    $item.addEventListener('click', (e) => {

In the click handler, we start a state change by dispatching the action object in the store. Nothing happens, except the reducers receive a dispatched action, which in our case just return the same state as before. Let’s create a store which actually modifies a state.

// File: reducer.js

import { ITEM_SELECTED } from './action';

export function Item_Reducer(state = [], action) {
    switch (action.type) {
        case ITEM_SELECTED:
            return Object.assign(state,
                    Items:, index) => {
                        console.log( ===,,;
                        return Object.assign(item, {
                            selected: ( === ? true : false)
            return state;

A Reducer function gets 2 Arguments from the store. First the current state and the action payload we created in the action.js. In the reducer decide mutation by action.type. It’s very important for to return a copy of the state. Never modify the original state object.

It’s very important that the reducer stays pure. Things you should never do inside a reducer:

  • Mutate its arguments;
  • Perform side effects like API calls and routing transitions;
  • Calling non-pure functions, e.g. or Math.random().

So we map a function to every Items child in state and return a copy with a patched { selected: true} property if the item is the same as

If we run this example again we got modified states after clicking an item.

Now we bind the reducer to our store. We replace emptyReducer with our real Item_Reducer and add an initial application state.

// File: store.js

import { createStore } from 'redux';
import { Item_Reducer } from './reducer';

let initialState = {
    Items: [{ id: 123 }, { id: 234 }],

export let store = createStore(Item_Reducer, initialState);

Last part we need to do is let the UI react to the state changes.
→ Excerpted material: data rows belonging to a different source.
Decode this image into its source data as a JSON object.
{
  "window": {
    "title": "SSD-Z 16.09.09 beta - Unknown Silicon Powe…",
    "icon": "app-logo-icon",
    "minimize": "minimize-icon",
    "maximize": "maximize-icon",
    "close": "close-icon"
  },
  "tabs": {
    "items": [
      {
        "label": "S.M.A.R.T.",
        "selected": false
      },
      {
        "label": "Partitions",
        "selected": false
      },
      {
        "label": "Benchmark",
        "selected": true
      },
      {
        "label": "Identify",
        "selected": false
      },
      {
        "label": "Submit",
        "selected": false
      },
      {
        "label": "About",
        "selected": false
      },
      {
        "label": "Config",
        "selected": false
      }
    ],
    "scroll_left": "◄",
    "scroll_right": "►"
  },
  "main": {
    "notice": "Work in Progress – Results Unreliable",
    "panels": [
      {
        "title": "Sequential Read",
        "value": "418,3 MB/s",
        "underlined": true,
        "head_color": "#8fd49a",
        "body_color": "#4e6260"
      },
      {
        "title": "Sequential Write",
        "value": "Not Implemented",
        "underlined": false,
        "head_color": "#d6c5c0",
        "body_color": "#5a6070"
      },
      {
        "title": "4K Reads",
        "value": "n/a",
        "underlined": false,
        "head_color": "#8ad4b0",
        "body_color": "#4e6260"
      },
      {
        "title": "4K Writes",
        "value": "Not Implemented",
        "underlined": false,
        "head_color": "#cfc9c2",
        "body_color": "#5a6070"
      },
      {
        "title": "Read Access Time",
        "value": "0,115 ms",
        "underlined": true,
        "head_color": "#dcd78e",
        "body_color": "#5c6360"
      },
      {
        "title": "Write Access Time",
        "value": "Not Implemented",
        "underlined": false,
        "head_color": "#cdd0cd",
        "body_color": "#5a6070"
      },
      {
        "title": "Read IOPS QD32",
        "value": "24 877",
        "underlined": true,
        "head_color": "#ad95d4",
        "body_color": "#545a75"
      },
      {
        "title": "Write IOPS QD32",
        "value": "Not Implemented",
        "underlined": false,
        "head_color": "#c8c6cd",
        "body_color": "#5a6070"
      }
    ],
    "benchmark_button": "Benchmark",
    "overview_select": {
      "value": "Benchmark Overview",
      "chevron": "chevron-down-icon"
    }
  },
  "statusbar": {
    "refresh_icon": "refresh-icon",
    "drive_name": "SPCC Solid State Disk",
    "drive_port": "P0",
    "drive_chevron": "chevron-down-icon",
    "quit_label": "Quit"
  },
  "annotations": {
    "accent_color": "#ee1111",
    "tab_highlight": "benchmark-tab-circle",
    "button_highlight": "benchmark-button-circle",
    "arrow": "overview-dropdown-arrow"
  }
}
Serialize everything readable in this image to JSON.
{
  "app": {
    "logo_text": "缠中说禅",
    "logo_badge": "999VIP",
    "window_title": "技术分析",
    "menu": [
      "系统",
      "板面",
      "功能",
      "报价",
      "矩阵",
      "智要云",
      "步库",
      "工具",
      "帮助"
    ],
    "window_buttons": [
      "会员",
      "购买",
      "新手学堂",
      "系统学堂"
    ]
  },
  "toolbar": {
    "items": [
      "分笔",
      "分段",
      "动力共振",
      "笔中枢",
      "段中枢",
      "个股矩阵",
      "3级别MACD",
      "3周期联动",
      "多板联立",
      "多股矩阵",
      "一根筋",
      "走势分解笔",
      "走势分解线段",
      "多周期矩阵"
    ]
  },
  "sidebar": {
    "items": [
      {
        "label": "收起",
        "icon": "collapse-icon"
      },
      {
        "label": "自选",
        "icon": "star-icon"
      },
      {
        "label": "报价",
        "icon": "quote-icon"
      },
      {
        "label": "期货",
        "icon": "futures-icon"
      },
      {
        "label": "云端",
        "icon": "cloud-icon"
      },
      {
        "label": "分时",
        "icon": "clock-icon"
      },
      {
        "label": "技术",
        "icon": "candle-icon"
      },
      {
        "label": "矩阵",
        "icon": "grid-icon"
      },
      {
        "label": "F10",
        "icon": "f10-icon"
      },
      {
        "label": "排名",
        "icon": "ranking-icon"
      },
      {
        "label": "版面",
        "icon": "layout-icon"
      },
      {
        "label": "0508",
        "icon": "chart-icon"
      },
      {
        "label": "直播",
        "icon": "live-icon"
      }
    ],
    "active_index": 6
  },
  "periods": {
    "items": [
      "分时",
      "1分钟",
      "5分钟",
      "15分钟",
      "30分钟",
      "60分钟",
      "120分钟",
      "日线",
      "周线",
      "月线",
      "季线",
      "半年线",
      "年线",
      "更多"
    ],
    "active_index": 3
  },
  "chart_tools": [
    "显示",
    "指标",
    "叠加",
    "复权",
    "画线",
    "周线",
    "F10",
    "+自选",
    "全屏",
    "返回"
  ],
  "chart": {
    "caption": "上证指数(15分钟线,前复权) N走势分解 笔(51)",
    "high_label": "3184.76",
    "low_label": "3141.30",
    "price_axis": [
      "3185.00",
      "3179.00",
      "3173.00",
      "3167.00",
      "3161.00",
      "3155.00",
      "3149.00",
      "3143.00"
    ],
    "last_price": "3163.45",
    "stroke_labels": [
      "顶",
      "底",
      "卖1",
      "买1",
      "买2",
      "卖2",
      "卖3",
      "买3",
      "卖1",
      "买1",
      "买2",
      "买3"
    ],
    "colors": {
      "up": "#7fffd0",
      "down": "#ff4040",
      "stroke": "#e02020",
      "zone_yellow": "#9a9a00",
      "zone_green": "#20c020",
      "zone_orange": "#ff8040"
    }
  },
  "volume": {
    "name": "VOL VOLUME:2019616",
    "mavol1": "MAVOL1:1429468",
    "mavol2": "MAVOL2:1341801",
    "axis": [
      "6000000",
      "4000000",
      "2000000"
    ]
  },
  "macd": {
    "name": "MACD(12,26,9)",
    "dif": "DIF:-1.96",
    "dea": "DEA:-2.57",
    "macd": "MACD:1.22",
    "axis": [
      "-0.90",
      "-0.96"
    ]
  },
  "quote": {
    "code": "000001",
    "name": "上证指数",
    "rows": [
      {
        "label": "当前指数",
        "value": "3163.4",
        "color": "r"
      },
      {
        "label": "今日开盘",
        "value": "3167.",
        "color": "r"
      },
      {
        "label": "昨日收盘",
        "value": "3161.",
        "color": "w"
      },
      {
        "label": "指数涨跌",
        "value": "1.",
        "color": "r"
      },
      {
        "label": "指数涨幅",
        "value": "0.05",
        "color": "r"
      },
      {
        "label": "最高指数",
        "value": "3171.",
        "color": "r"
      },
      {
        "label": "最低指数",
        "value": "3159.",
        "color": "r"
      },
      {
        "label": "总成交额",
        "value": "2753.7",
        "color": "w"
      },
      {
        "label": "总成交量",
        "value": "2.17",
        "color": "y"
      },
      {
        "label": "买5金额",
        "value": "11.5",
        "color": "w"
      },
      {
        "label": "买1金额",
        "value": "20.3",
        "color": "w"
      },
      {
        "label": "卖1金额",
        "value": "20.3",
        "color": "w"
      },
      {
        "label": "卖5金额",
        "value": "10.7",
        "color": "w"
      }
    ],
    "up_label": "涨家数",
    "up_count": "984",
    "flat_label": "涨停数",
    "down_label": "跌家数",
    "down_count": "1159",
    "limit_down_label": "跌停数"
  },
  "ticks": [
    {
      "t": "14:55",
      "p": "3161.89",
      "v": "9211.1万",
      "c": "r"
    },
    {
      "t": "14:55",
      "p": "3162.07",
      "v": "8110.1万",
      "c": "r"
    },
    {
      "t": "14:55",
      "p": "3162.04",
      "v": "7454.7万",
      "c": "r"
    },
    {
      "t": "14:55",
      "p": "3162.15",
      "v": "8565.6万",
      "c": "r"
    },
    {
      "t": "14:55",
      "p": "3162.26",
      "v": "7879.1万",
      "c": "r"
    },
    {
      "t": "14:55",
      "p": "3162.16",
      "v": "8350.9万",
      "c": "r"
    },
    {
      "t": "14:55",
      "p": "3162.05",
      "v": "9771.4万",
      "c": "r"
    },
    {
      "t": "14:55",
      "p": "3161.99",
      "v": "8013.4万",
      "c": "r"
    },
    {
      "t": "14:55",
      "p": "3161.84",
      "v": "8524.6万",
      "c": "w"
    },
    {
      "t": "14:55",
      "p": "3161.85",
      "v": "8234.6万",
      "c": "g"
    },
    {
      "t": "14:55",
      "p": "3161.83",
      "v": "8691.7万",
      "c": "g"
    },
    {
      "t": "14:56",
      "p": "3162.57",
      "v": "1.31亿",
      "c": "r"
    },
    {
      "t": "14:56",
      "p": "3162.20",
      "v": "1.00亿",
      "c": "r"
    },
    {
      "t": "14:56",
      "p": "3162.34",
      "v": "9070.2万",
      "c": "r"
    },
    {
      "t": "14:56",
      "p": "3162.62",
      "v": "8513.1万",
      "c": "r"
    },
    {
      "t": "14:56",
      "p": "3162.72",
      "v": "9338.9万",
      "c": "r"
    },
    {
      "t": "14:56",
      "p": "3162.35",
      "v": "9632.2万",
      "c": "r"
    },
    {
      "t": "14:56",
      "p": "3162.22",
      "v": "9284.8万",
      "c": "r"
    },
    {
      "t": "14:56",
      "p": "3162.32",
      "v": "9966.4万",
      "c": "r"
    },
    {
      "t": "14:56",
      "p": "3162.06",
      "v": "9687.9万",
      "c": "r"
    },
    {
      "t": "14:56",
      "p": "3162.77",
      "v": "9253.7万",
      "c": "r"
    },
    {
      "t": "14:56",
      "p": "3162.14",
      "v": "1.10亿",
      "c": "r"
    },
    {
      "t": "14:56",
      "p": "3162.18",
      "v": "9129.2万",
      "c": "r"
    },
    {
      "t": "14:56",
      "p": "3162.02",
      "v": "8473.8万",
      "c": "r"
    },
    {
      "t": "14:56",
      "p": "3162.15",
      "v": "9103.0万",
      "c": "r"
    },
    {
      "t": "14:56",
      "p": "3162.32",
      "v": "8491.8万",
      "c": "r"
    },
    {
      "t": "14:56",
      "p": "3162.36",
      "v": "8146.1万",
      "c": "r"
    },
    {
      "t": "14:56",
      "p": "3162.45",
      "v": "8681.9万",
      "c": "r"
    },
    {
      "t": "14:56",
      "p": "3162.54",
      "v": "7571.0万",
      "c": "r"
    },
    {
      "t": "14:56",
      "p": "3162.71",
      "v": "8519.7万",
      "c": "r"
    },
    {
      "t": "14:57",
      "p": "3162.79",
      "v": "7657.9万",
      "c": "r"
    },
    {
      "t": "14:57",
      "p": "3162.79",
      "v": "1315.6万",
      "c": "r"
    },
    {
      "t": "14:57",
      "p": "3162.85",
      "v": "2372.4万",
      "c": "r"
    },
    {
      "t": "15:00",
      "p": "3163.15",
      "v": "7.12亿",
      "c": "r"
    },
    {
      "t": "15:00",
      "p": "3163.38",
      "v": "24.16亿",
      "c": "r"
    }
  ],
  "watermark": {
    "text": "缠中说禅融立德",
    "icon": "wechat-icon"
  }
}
So we create an update function and add it as a store listener.

// File: main.js

let update = function() {
    for (var item of store.getState().Items) {
        let $item = document.querySelector(`.item[data-id="${}"]`);

        if(item.selected == true)


Every time the state changed we run all functions subscribed to the store to reflect the new state in the interface.

That’s all. :alien:


After brainfuck is over and you understand wtf you are doing - it’s a very clean and consistent pattern for modifying application states.